.. _type-operators:
Type operators
--------------
.. extension:: TypeOperators
:shortdesc: Enable type operators.
Implies :extension:`ExplicitNamespaces`.
:implies: :extension:`ExplicitNamespaces`
:since: 6.8.1
Allow the use and definition of types with operator names.
In types, an operator symbol like ``(+)`` is normally treated as a type
*variable*, just like ``a``. Thus in Haskell 98 you can say
::
type T (+) = ((+), (+))
-- Just like: type T a = (a,a)
f :: T Int -> Int
f (x,y)= x
As you can see, using operators in this way is not very useful, and
Haskell 98 does not even allow you to write them infix.
The language :extension:`TypeOperators` changes this behaviour:
- Operator symbols become type *constructors* rather than type
*variables*.
- Operator symbols in types can be written infix, both in definitions
and uses. For example: ::
data a + b = Plus a b
type Foo = Int + Bool
- There is now some potential ambiguity in import and export lists; for
example if you write ``import M( (+) )`` do you mean the *function*
``(+)`` or the *type constructor* ``(+)``? The default is the former,
but with :extension:`ExplicitNamespaces` (which is implied by
:extension:`TypeOperators`) GHC allows you to specify the latter by
preceding it with the keyword ``type``, thus: ::
import M( type (+) )
See :ref:`explicit-namespaces`.
- The fixity of a type operator may be set using the usual fixity

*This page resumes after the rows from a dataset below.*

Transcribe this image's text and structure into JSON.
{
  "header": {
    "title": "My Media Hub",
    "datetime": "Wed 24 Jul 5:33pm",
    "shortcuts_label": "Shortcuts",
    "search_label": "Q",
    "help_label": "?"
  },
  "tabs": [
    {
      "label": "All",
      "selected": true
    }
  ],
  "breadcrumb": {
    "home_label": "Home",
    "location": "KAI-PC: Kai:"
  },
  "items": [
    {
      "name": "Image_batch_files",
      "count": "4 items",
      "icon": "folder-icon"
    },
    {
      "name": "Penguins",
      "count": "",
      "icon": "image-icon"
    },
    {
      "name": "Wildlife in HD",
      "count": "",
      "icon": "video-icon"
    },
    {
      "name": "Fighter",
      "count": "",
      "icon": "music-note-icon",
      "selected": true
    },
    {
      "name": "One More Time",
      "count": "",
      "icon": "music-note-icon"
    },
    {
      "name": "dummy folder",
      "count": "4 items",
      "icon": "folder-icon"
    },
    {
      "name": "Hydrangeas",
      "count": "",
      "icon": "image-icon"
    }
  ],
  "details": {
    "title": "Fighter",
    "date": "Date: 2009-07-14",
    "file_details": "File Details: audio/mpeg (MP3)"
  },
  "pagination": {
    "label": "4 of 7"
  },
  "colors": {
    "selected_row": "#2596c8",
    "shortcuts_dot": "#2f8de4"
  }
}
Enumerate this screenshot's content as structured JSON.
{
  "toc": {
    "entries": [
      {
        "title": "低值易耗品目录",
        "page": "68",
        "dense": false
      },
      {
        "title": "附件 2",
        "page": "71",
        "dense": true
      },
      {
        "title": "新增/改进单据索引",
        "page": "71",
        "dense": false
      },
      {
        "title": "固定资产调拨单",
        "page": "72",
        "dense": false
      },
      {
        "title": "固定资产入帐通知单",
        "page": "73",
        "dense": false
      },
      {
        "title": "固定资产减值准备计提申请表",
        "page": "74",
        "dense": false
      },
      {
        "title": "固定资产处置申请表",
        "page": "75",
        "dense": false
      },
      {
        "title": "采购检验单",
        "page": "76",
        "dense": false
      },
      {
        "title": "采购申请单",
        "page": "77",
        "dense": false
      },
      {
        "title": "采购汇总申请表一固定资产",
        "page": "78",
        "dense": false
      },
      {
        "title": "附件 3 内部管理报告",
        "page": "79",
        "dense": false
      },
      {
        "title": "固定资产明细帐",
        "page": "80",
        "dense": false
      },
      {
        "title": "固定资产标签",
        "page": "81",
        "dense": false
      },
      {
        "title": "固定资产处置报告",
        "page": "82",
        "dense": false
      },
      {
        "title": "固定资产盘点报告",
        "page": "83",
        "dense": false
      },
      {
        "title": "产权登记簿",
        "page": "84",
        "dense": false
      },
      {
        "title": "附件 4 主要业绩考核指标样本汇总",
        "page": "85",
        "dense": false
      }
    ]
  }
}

declarations but, as in :ref:`infix-tycons`, the function and type
constructor share a single fixity.